Jones recalled similar challenges. After growing up in Highlands County, he said, he moved to Atlanta in 1986 and was in prison by 1991, after having committed armed robbery at the age of 18.
When he got out of prison, he found a decent job. But when his supervisor became ill, everything soured. He got a new boss and "once he found out I had a background, he was real harsh on me," Jones said.
After leaving that job, Jones had trouble finding work and eventually turned to selling drugs to support his family. He ended up back in prison. But in 2000, he said, "I gave my life to Christ."

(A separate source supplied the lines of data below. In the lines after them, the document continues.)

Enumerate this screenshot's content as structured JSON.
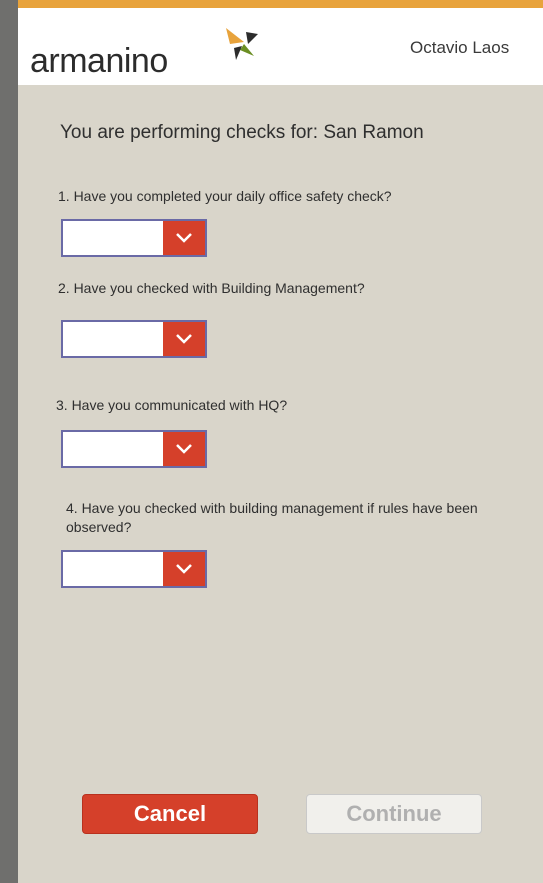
{
  "header": {
    "logo_text": "armanino",
    "user_name": "Octavio Laos"
  },
  "colors": {
    "accent_orange": "#e8a33c",
    "accent_red": "#d5402a",
    "panel_background": "#d9d5ca"
  },
  "form": {
    "performing_text": "You are performing checks for: San Ramon",
    "questions": [
      {
        "label": "1. Have you completed your daily office safety check?",
        "selected_value": ""
      },
      {
        "label": "2. Have you checked with Building Management?",
        "selected_value": ""
      },
      {
        "label": "3. Have you communicated with HQ?",
        "selected_value": ""
      },
      {
        "label": "4. Have you checked with building management if rules have been observed?",
        "selected_value": ""
      }
    ]
  },
  "actions": {
    "cancel_label": "Cancel",
    "continue_label": "Continue"
  }
}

Jones, who said he received clemency from former Gov. Charlie Crist in 2007 and earned two college degrees, now helps ex-offenders in Polk and Highlands County. He said he educates them on methods that will help bring about a successful job interview. Among other venues he meets with youth at Avon Park Youth Academy, where a riot last year closed the facility for several days.
"I can relate to them," he said. "I can tell them, I've been in your shoes. I've been a delinquent."

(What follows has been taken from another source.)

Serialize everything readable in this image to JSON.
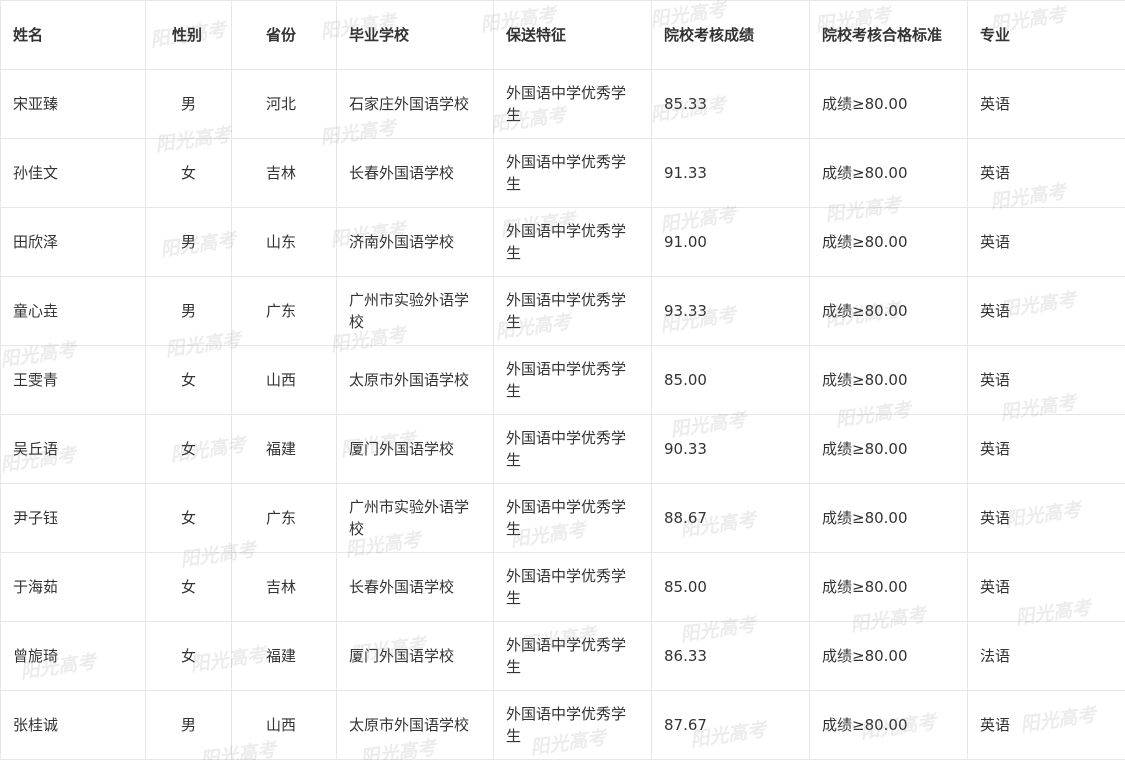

In between performances during a Christian rap concert, Jones recently told youth at Avon Park Youth Academy that, "I can see a part of myself in all of you."
At the time he moved toward becoming a Christian, he said, "I just got tired of going to jail. It's called insanity if you do the same thing over and over."
One youth, who was allowed to be interviewed on stipulation his name not be used, called the event "awesome."
"He's been in our shoes," he said. "He knows what we're talking about."
In Lake Placid, Sammy Telesco, who works with youth at his Str8up ministry, said he's faced the challenges after serving time in prison for multiple bank robberies. He said, though, he's confident that ex-cons can find jobs. Although many of those jobs may provide low salaries, Telesco said, the work provides a chance to strive for better opportunities.
Telesco said through his prior work experience he got work in Avon Park at a tire shop. He worked for a few years, and while he was grateful for the second chance and the way he was treated, he left because he saw the need for a youth ministry.
Many ex-cons could get started on the right path, but their attitudes get in the way, he said.
The problem is many of the ex-cons without skills or experience don't want to start with low-paying jobs or they bring an attitude to the interview, he said.
But with a change in attitude, he said, they can find jobs.
"If you're sincere and want to do the right thing, someone wants to give you the chance," he said.